Throughout the history of the Gas Industry, representatives, company officers and professional men & women serving the gas companies, came to know each other well and developed friendships.  These hearty men & women, at conventions, at company offices and plants, while traveling about the country supplying Gas Companies with supplies, raw materials and appliances, met, worked and played together.

As the service of these men & women expanded through the years their friendships grew, bolstered by mutual respect.  The trust and confidence accorded these merry men & women by their customers and clients, were rewards for their loyalty and enthusiasm for gas and the Gas Industry.

That such a group of men should wish to express their kinship in a society was inevitable and evident from the talk which followed wherever and whenever they foregathered. 

So was born the Gild at a Convention of the Pennsylvania Gas Association at Skytop Lodge, May 5th, 1937.  A group of veteran suppliers met and took definite action toward organizing the Gild.  They knew they could call to membership many men of similar qualifications throughout the country. 

To hold the loyalty of its members the Gild must express the ideals, motives and philosophy of life entrenched in the hearts and minds of those who were to become members.  This thought, perhaps hitherto unacknowledged or even unrecognized, guided the group who made up the Charter Membership List.

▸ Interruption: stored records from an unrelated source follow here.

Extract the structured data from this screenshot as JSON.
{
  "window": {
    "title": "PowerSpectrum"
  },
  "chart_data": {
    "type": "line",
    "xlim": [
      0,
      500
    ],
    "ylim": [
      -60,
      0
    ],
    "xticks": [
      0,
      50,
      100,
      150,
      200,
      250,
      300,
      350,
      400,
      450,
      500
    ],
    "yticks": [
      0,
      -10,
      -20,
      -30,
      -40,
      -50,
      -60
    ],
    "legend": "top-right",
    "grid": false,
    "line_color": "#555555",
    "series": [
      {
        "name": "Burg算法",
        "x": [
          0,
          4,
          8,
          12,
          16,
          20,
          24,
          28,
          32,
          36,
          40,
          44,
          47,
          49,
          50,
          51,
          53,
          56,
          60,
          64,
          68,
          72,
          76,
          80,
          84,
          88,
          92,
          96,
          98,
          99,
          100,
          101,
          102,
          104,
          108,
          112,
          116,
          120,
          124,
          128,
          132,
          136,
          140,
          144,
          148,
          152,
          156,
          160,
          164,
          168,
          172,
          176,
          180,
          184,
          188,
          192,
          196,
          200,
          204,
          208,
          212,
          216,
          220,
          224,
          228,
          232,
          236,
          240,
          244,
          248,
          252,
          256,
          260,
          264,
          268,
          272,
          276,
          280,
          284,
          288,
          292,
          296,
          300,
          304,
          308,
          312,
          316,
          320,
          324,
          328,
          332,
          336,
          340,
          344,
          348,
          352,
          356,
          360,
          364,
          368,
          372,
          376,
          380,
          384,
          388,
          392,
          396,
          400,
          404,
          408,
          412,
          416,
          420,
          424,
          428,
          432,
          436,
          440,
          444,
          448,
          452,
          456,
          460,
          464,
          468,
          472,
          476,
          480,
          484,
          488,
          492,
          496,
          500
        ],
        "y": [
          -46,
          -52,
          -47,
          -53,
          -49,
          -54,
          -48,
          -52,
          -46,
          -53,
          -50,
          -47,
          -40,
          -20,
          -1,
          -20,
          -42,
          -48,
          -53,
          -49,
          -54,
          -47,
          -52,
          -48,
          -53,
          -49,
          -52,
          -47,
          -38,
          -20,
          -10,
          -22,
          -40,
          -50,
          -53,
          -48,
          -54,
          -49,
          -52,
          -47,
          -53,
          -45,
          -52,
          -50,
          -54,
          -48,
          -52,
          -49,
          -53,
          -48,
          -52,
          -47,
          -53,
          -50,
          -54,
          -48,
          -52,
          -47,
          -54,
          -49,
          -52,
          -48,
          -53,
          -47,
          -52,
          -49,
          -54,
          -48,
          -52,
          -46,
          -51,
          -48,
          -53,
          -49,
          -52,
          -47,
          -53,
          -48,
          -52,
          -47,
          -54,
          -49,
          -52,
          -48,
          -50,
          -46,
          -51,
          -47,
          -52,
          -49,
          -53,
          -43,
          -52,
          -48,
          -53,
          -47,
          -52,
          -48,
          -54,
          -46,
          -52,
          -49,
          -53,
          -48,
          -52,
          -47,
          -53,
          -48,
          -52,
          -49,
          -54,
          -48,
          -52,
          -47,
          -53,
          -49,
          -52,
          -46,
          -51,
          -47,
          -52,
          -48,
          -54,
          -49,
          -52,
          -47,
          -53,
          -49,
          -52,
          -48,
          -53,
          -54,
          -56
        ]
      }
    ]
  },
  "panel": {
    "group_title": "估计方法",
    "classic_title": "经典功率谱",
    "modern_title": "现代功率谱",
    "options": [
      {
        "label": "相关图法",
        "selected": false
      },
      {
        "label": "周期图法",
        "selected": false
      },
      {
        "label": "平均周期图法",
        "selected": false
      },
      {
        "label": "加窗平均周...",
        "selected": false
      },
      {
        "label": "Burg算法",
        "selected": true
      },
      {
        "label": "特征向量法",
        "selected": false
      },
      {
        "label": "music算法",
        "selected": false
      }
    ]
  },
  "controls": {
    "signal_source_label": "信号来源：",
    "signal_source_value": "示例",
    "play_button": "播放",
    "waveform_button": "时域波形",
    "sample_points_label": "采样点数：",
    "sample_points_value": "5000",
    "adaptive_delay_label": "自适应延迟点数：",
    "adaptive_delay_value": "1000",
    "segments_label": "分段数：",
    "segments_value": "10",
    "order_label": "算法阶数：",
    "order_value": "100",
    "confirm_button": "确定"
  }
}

The pattern of the ancient Gild was chosen as affording the best symbolism expressive of loyalty to craft, worthiness of membership and dignity of years of service. its ancient form and ritual in a modern age provided opportunity for entertainment and pleasure, without detracting from serious and idealistic purposes.

The Gild plan of organization provides for simple mechanics of operation and government. This simplicity is essential because only a few meetings of the Gild attract large numbers of members. It was also felt that the Gild should not become cumbersome or a burden to its members, it is, after all essentially an honorary society.

Membership in the Gild is only by invitation from the Gild. Members may not extend an invitation and there is no provisions for membership by application.

Seniority of service is recognized by the membership into classes by their years of service to the industry, not time of membership in the Gild. Members having served more than ten, fifteen, twenty or twenty-five years are classed respectively as VilleinsApprenticesYeomen, or Masters.

Membership in the Gild is personal to the member. The Gild is not concerned with the business affiliations of its members. The Gild does, however, foster loyalty and devotion to the highest standards of ethical business conduct. The Gild is in no sense a Trade Association.

Provisions are made for convocations or meetings of the Gild in any part of the country wherever members gather. Regional Wardens, who serve the Gild in certain territories, encourage and supervise the Gild meetings and other matters, at times and places other than those of the formal national convocations.

The first Session and Dinner of the Gild was held at Cleveland, Ohio during the Convention of the American Gas Association in September, 1937.